▶ **What you should do**
Only an exact repetition of the entries will do.

(Stored dataset items)
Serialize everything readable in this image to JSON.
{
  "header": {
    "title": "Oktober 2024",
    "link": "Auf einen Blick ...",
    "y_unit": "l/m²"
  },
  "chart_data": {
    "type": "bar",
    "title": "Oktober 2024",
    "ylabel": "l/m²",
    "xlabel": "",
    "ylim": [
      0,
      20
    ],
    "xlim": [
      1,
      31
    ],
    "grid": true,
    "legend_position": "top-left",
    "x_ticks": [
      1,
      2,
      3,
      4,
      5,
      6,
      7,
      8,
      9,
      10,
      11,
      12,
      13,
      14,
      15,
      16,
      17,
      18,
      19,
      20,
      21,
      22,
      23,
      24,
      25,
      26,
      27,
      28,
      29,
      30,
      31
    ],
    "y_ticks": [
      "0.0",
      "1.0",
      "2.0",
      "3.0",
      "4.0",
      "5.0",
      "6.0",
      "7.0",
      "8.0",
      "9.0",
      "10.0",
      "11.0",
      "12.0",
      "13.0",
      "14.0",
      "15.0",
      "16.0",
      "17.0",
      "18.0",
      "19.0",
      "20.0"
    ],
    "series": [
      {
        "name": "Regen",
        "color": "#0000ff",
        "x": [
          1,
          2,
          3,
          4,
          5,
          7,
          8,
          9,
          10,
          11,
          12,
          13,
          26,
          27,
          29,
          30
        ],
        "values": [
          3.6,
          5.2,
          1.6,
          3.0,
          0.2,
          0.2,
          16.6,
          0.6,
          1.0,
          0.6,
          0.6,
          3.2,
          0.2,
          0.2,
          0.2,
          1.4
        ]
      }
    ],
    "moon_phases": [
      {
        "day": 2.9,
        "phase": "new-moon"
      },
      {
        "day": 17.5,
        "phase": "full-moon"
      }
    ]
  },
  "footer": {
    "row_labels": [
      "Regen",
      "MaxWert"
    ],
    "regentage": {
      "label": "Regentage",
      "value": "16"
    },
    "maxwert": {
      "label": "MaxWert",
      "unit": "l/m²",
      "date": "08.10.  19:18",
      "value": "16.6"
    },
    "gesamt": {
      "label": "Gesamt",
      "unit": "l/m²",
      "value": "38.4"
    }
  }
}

▶ **Solution**
Serialize everything readable in this image to JSON.
{
  "header": {
    "title": "Oktober 2024",
    "link": "Auf einen Blick ...",
    "y_unit": "l/m²"
  },
  "chart_data": {
    "type": "bar",
    "title": "Oktober 2024",
    "ylabel": "l/m²",
    "xlabel": "",
    "ylim": [
      0,
      20
    ],
    "xlim": [
      1,
      31
    ],
    "grid": true,
    "legend_position": "top-left",
    "x_ticks": [
      1,
      2,
      3,
      4,
      5,
      6,
      7,
      8,
      9,
      10,
      11,
      12,
      13,
      14,
      15,
      16,
      17,
      18,
      19,
      20,
      21,
      22,
      23,
      24,
      25,
      26,
      27,
      28,
      29,
      30,
      31
    ],
    "y_ticks": [
      "0.0",
      "1.0",
      "2.0",
      "3.0",
      "4.0",
      "5.0",
      "6.0",
      "7.0",
      "8.0",
      "9.0",
      "10.0",
      "11.0",
      "12.0",
      "13.0",
      "14.0",
      "15.0",
      "16.0",
      "17.0",
      "18.0",
      "19.0",
      "20.0"
    ],
    "series": [
      {
        "name": "Regen",
        "color": "#0000ff",
        "x": [
          1,
          2,
          3,
          4,
          5,
          7,
          8,
          9,
          10,
          11,
          12,
          13,
          26,
          27,
          29,
          30
        ],
        "values": [
          3.6,
          5.2,
          1.6,
          3.0,
          0.2,
          0.2,
          16.6,
          0.6,
          1.0,
          0.6,
          0.6,
          3.2,
          0.2,
          0.2,
          0.2,
          1.4
        ]
      }
    ],
    "moon_phases": [
      {
        "day": 2.9,
        "phase": "new-moon"
      },
      {
        "day": 17.5,
        "phase": "full-moon"
      }
    ]
  },
  "footer": {
    "row_labels": [
      "Regen",
      "MaxWert"
    ],
    "regentage": {
      "label": "Regentage",
      "value": "16"
    },
    "maxwert": {
      "label": "MaxWert",
      "unit": "l/m²",
      "date": "08.10.  19:18",
      "value": "16.6"
    },
    "gesamt": {
      "label": "Gesamt",
      "unit": "l/m²",
      "value": "38.4"
    }
  }
}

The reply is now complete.